== SUPPLIED DATA ==
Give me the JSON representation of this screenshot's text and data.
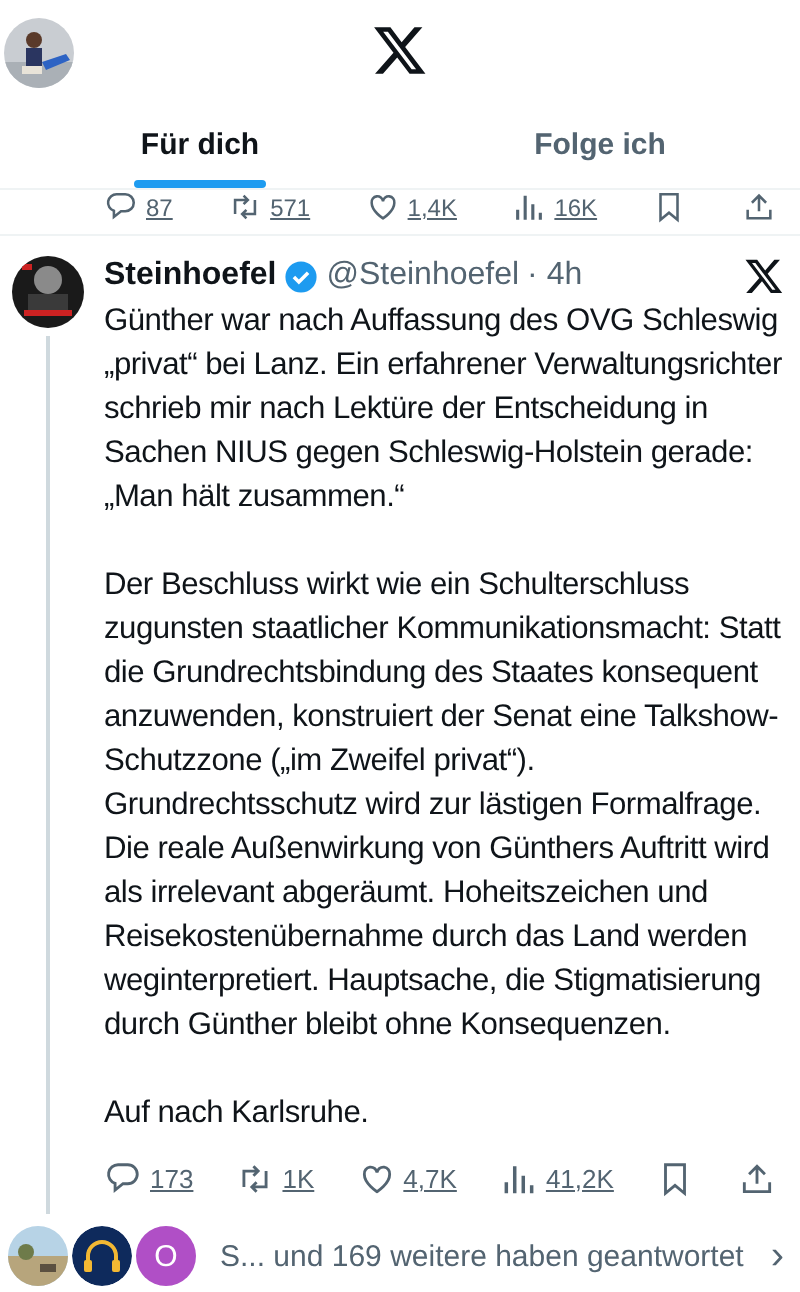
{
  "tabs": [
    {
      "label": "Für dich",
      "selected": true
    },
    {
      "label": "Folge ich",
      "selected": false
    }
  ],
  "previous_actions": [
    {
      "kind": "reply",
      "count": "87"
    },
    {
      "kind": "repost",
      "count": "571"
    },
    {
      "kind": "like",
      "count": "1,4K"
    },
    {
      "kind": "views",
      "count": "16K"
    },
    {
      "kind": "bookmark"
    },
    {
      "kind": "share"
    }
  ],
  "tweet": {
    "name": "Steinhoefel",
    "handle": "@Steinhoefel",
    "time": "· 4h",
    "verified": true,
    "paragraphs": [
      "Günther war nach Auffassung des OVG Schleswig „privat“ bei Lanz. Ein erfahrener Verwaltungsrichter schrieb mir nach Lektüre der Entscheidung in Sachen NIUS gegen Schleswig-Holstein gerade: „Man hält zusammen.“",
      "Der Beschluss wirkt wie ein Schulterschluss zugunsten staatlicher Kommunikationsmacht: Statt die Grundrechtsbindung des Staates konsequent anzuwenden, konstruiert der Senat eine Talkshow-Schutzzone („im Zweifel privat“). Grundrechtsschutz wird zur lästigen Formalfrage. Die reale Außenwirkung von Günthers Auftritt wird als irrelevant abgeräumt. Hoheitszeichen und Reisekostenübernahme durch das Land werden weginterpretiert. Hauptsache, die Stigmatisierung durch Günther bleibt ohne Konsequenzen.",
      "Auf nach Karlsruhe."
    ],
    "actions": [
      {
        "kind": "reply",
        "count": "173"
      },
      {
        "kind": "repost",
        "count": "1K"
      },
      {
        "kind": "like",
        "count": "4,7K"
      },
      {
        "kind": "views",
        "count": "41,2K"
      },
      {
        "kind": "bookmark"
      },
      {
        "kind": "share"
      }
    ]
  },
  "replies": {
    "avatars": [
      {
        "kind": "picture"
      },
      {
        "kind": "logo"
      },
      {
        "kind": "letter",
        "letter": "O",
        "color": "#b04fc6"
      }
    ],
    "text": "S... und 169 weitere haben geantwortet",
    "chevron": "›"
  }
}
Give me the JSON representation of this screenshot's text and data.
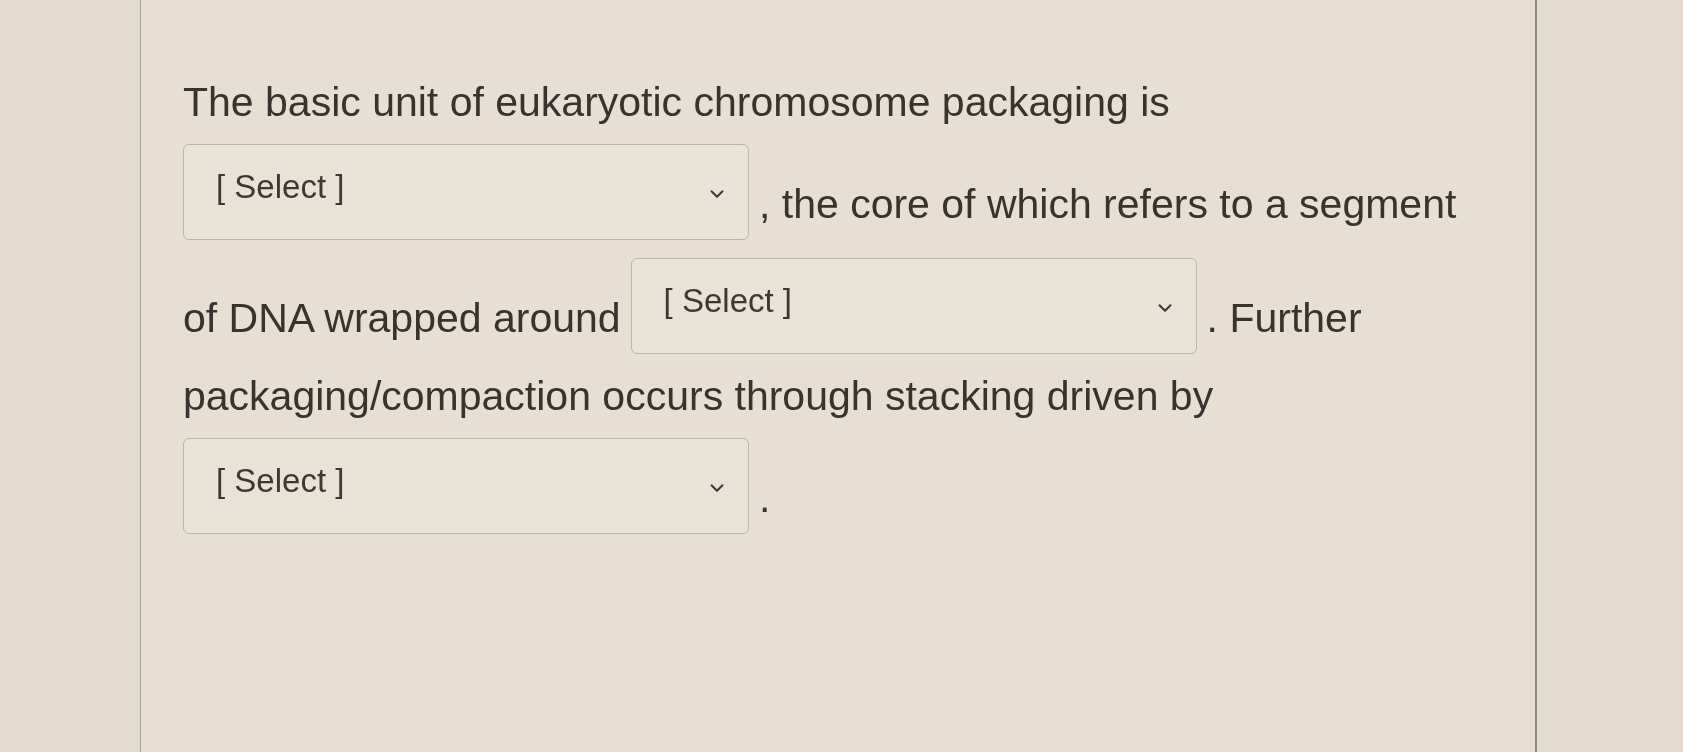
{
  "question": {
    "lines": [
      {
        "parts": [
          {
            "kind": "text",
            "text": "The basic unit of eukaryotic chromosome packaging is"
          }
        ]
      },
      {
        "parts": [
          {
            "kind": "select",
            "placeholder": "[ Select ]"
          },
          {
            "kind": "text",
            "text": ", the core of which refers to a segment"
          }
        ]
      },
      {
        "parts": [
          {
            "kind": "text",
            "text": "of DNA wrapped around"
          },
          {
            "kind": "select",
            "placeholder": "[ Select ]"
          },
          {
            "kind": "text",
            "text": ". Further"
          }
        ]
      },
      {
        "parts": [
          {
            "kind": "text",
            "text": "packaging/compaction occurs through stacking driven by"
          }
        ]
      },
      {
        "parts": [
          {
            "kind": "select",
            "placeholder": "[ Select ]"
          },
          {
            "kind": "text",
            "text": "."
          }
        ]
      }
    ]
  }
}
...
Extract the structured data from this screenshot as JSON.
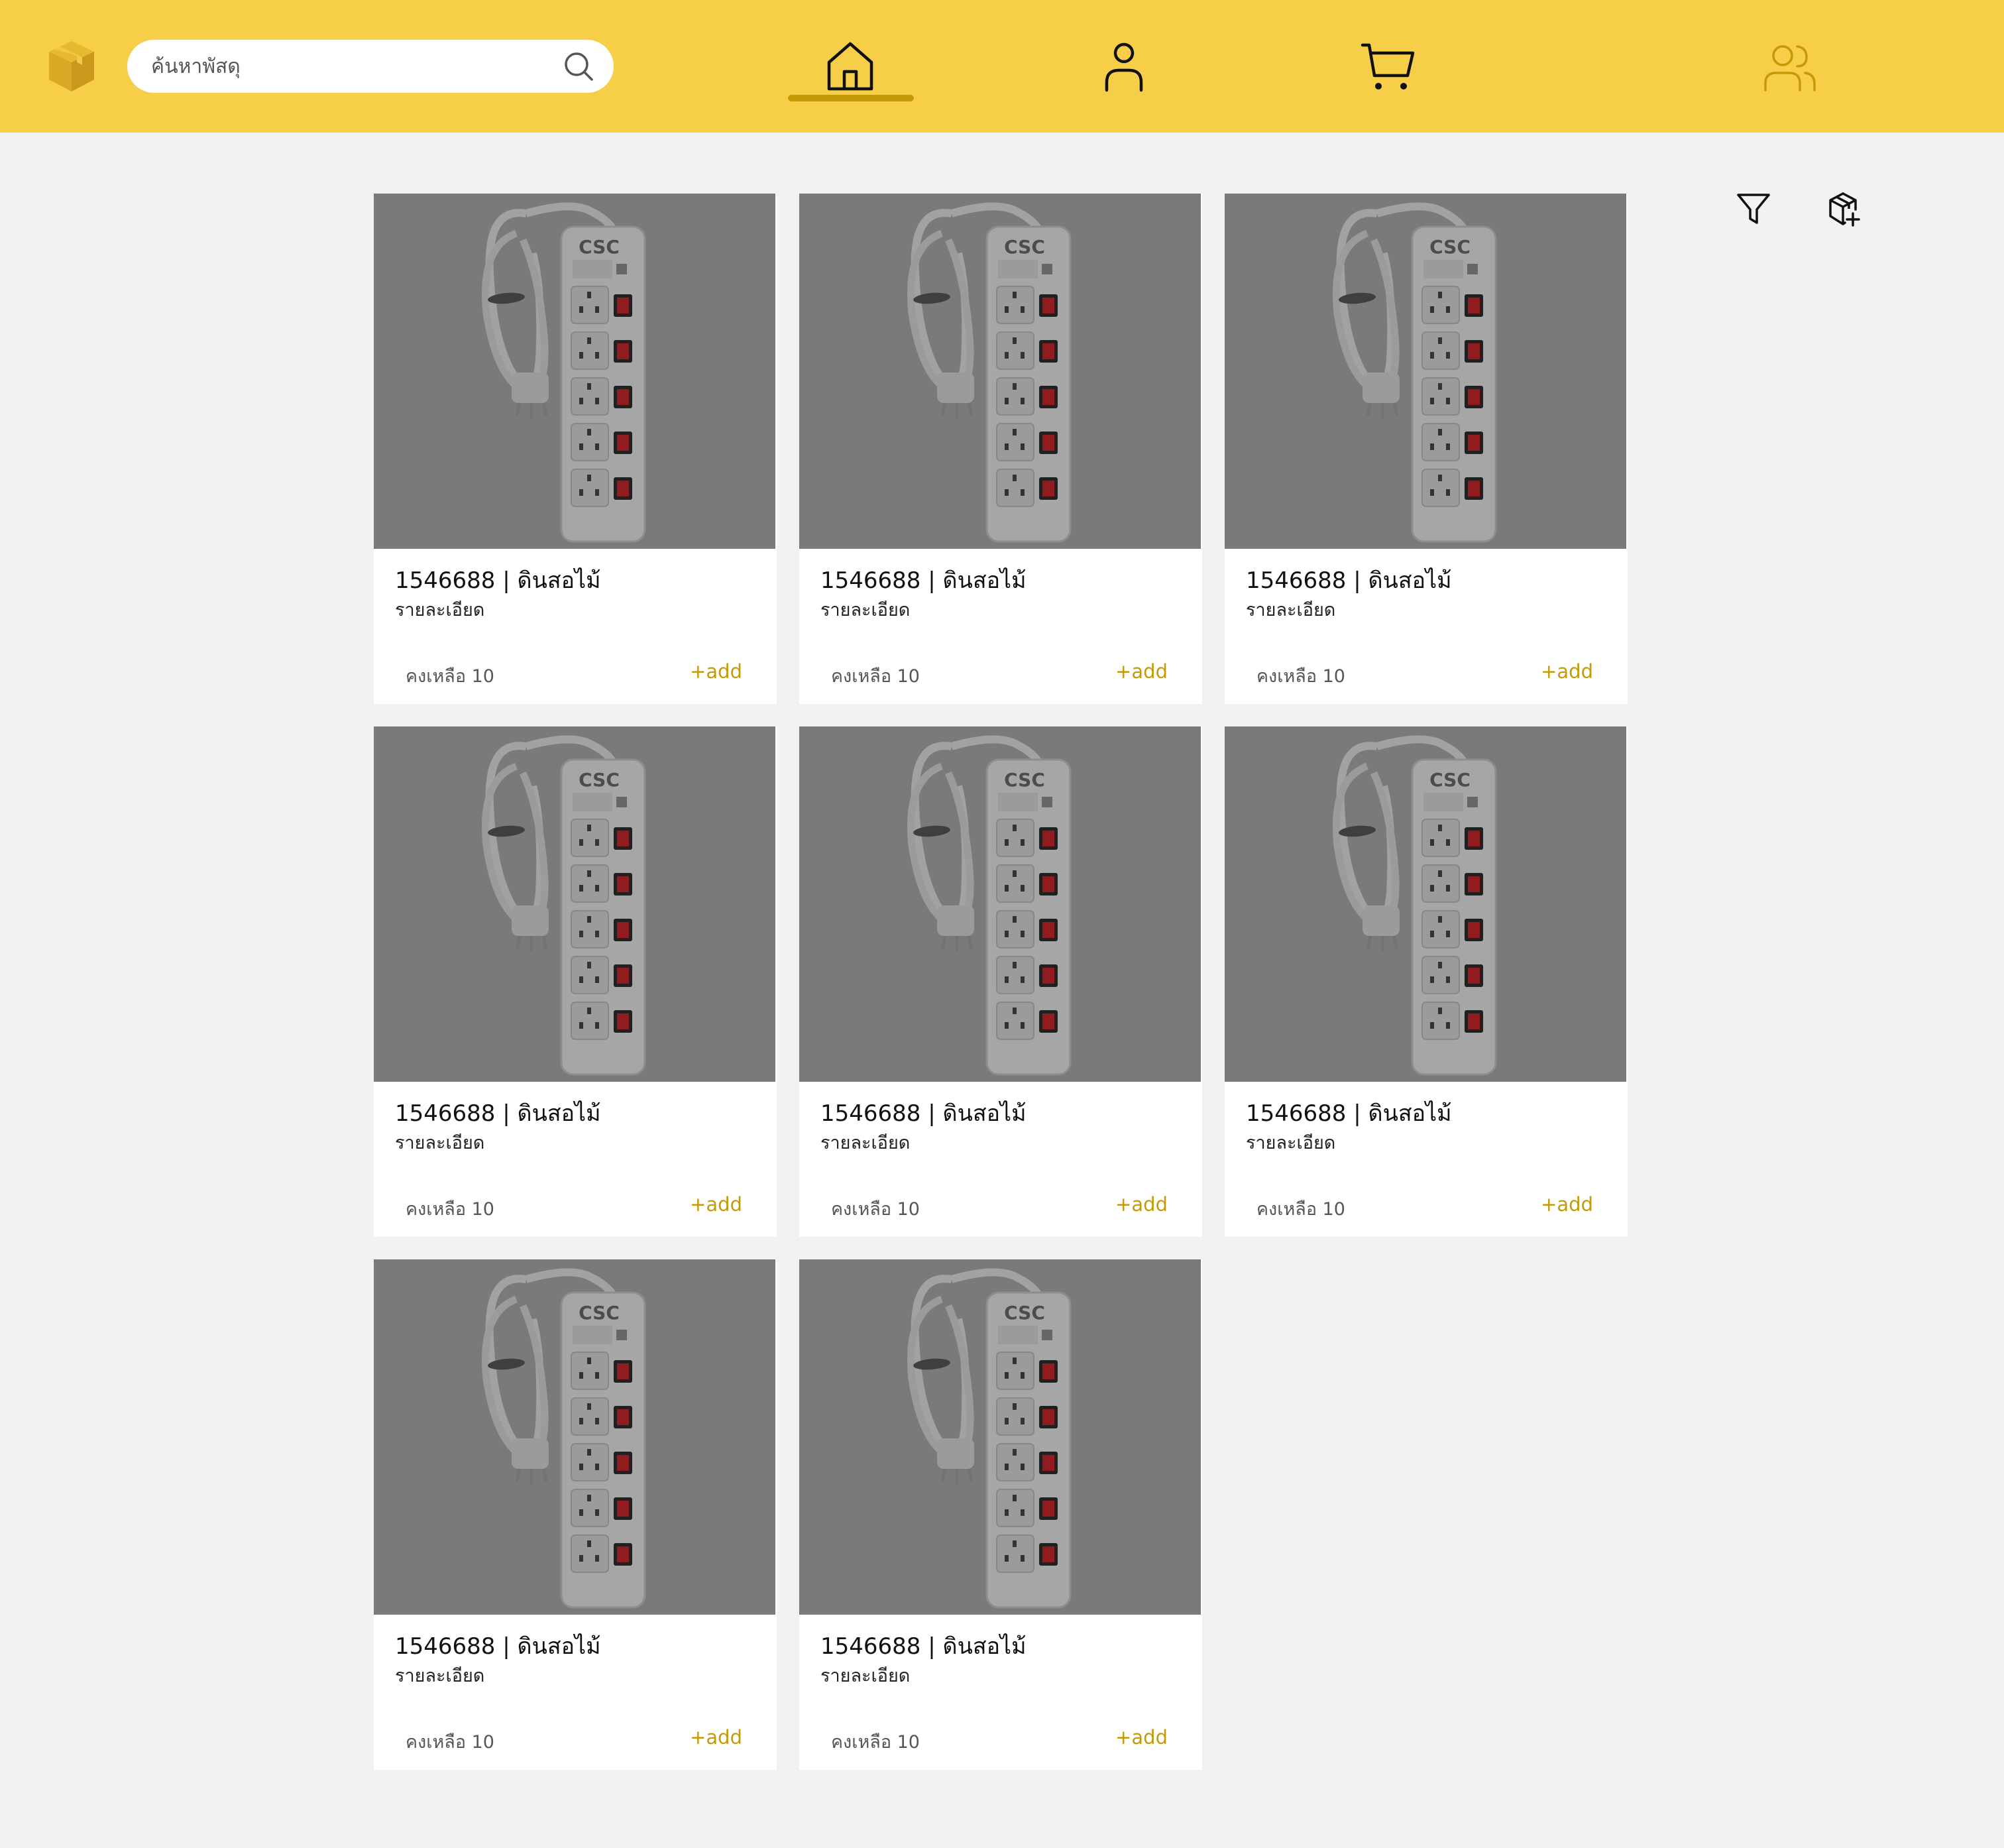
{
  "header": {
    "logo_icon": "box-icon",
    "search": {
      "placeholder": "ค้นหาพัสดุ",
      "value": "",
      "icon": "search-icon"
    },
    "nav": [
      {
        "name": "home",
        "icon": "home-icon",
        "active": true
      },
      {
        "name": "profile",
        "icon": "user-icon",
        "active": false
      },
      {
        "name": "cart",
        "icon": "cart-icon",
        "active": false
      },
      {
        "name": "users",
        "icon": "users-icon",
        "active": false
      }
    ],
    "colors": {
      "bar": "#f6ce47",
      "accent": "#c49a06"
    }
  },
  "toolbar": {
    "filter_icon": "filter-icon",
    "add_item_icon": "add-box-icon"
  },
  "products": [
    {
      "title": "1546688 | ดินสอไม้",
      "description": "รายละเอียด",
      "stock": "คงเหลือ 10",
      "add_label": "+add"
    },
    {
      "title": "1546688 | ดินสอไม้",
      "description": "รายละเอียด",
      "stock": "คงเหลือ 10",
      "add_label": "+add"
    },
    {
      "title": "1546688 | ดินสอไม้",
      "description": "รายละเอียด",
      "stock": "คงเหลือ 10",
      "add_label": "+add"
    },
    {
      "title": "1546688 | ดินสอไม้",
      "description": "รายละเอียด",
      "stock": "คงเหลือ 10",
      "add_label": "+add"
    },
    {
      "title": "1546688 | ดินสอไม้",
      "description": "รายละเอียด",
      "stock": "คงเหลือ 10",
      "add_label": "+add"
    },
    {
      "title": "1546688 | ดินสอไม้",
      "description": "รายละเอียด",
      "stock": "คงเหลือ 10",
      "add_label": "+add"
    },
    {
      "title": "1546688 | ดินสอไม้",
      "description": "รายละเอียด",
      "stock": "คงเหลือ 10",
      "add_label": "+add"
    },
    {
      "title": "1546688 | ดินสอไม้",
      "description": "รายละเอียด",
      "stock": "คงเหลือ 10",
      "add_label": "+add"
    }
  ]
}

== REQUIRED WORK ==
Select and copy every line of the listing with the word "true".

== RESPONSE ==
      "selected": true
    "verified": true,
        "active": true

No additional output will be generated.